WORK ITEM:
Reproduce the entire listing word for word.

THE DATA:
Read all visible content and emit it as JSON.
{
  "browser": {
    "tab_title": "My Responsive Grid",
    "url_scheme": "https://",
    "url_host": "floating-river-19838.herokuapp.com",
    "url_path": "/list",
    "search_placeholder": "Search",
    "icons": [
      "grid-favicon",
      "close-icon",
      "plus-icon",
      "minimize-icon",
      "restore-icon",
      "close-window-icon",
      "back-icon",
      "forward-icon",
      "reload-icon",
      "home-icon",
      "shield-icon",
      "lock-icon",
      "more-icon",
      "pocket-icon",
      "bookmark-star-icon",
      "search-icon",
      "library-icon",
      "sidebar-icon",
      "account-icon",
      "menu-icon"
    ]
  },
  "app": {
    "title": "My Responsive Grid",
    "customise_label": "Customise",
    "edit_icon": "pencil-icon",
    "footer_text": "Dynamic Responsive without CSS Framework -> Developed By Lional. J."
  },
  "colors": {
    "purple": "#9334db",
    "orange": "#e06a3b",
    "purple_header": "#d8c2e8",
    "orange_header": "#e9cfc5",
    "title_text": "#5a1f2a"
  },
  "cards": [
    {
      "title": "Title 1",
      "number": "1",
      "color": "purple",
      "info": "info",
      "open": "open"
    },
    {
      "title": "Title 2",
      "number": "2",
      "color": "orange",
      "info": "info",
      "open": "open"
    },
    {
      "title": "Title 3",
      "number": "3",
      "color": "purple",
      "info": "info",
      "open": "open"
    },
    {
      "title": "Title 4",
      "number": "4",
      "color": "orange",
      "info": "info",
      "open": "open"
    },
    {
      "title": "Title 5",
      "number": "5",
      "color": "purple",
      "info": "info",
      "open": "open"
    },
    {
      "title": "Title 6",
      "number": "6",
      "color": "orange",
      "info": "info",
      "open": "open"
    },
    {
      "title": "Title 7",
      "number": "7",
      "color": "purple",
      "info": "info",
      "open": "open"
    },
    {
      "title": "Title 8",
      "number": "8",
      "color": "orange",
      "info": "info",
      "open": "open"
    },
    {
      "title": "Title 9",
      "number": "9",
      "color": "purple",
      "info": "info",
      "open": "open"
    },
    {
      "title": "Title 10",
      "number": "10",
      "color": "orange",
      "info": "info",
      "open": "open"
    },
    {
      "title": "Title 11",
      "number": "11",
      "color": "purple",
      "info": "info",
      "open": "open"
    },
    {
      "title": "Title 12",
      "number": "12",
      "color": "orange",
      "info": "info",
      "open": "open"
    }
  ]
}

OUTPUT FOR THIS TASK:
Read all visible content and emit it as JSON.
{
  "browser": {
    "tab_title": "My Responsive Grid",
    "url_scheme": "https://",
    "url_host": "floating-river-19838.herokuapp.com",
    "url_path": "/list",
    "search_placeholder": "Search",
    "icons": [
      "grid-favicon",
      "close-icon",
      "plus-icon",
      "minimize-icon",
      "restore-icon",
      "close-window-icon",
      "back-icon",
      "forward-icon",
      "reload-icon",
      "home-icon",
      "shield-icon",
      "lock-icon",
      "more-icon",
      "pocket-icon",
      "bookmark-star-icon",
      "search-icon",
      "library-icon",
      "sidebar-icon",
      "account-icon",
      "menu-icon"
    ]
  },
  "app": {
    "title": "My Responsive Grid",
    "customise_label": "Customise",
    "edit_icon": "pencil-icon",
    "footer_text": "Dynamic Responsive without CSS Framework -> Developed By Lional. J."
  },
  "colors": {
    "purple": "#9334db",
    "orange": "#e06a3b",
    "purple_header": "#d8c2e8",
    "orange_header": "#e9cfc5",
    "title_text": "#5a1f2a"
  },
  "cards": [
    {
      "title": "Title 1",
      "number": "1",
      "color": "purple",
      "info": "info",
      "open": "open"
    },
    {
      "title": "Title 2",
      "number": "2",
      "color": "orange",
      "info": "info",
      "open": "open"
    },
    {
      "title": "Title 3",
      "number": "3",
      "color": "purple",
      "info": "info",
      "open": "open"
    },
    {
      "title": "Title 4",
      "number": "4",
      "color": "orange",
      "info": "info",
      "open": "open"
    },
    {
      "title": "Title 5",
      "number": "5",
      "color": "purple",
      "info": "info",
      "open": "open"
    },
    {
      "title": "Title 6",
      "number": "6",
      "color": "orange",
      "info": "info",
      "open": "open"
    },
    {
      "title": "Title 7",
      "number": "7",
      "color": "purple",
      "info": "info",
      "open": "open"
    },
    {
      "title": "Title 8",
      "number": "8",
      "color": "orange",
      "info": "info",
      "open": "open"
    },
    {
      "title": "Title 9",
      "number": "9",
      "color": "purple",
      "info": "info",
      "open": "open"
    },
    {
      "title": "Title 10",
      "number": "10",
      "color": "orange",
      "info": "info",
      "open": "open"
    },
    {
      "title": "Title 11",
      "number": "11",
      "color": "purple",
      "info": "info",
      "open": "open"
    },
    {
      "title": "Title 12",
      "number": "12",
      "color": "orange",
      "info": "info",
      "open": "open"
    }
  ]
}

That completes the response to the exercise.